▶ TASK ITEM
Every entry needs to be reproduced exactly.

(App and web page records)
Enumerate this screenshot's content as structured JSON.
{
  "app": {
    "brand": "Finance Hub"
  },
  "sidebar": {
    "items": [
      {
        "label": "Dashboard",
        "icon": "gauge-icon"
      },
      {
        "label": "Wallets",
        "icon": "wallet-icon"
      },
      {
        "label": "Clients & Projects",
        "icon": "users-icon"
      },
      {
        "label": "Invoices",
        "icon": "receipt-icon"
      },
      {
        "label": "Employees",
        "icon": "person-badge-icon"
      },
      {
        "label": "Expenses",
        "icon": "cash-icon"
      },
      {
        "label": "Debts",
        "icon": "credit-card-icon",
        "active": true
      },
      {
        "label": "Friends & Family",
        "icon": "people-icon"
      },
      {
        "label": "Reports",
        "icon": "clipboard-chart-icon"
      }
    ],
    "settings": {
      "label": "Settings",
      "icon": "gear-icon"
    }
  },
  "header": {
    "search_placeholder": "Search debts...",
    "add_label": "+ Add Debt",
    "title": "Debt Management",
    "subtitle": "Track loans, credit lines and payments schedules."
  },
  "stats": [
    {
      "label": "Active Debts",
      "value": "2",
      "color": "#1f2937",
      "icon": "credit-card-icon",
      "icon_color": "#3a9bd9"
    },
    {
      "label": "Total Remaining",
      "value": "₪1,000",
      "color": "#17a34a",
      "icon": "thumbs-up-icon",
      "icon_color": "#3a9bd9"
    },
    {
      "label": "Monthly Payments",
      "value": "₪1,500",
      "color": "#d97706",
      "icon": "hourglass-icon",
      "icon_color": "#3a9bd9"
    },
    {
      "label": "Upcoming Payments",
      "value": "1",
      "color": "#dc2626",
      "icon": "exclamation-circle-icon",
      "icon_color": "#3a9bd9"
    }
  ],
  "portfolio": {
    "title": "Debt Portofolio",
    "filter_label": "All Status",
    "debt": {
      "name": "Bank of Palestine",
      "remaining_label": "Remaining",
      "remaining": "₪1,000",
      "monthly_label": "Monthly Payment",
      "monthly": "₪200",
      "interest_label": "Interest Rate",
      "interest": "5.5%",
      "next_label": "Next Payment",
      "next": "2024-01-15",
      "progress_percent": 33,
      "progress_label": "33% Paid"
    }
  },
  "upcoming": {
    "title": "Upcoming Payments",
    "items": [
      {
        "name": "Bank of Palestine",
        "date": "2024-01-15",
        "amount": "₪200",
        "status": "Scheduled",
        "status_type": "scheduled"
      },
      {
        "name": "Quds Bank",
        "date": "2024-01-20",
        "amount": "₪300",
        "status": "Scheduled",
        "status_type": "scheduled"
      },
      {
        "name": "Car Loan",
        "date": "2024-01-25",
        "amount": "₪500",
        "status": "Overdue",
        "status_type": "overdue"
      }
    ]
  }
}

▶ SOLUTION TO THIS EXERCISE
Enumerate this screenshot's content as structured JSON.
{
  "app": {
    "brand": "Finance Hub"
  },
  "sidebar": {
    "items": [
      {
        "label": "Dashboard",
        "icon": "gauge-icon"
      },
      {
        "label": "Wallets",
        "icon": "wallet-icon"
      },
      {
        "label": "Clients & Projects",
        "icon": "users-icon"
      },
      {
        "label": "Invoices",
        "icon": "receipt-icon"
      },
      {
        "label": "Employees",
        "icon": "person-badge-icon"
      },
      {
        "label": "Expenses",
        "icon": "cash-icon"
      },
      {
        "label": "Debts",
        "icon": "credit-card-icon",
        "active": true
      },
      {
        "label": "Friends & Family",
        "icon": "people-icon"
      },
      {
        "label": "Reports",
        "icon": "clipboard-chart-icon"
      }
    ],
    "settings": {
      "label": "Settings",
      "icon": "gear-icon"
    }
  },
  "header": {
    "search_placeholder": "Search debts...",
    "add_label": "+ Add Debt",
    "title": "Debt Management",
    "subtitle": "Track loans, credit lines and payments schedules."
  },
  "stats": [
    {
      "label": "Active Debts",
      "value": "2",
      "color": "#1f2937",
      "icon": "credit-card-icon",
      "icon_color": "#3a9bd9"
    },
    {
      "label": "Total Remaining",
      "value": "₪1,000",
      "color": "#17a34a",
      "icon": "thumbs-up-icon",
      "icon_color": "#3a9bd9"
    },
    {
      "label": "Monthly Payments",
      "value": "₪1,500",
      "color": "#d97706",
      "icon": "hourglass-icon",
      "icon_color": "#3a9bd9"
    },
    {
      "label": "Upcoming Payments",
      "value": "1",
      "color": "#dc2626",
      "icon": "exclamation-circle-icon",
      "icon_color": "#3a9bd9"
    }
  ],
  "portfolio": {
    "title": "Debt Portofolio",
    "filter_label": "All Status",
    "debt": {
      "name": "Bank of Palestine",
      "remaining_label": "Remaining",
      "remaining": "₪1,000",
      "monthly_label": "Monthly Payment",
      "monthly": "₪200",
      "interest_label": "Interest Rate",
      "interest": "5.5%",
      "next_label": "Next Payment",
      "next": "2024-01-15",
      "progress_percent": 33,
      "progress_label": "33% Paid"
    }
  },
  "upcoming": {
    "title": "Upcoming Payments",
    "items": [
      {
        "name": "Bank of Palestine",
        "date": "2024-01-15",
        "amount": "₪200",
        "status": "Scheduled",
        "status_type": "scheduled"
      },
      {
        "name": "Quds Bank",
        "date": "2024-01-20",
        "amount": "₪300",
        "status": "Scheduled",
        "status_type": "scheduled"
      },
      {
        "name": "Car Loan",
        "date": "2024-01-25",
        "amount": "₪500",
        "status": "Overdue",
        "status_type": "overdue"
      }
    ]
  }
}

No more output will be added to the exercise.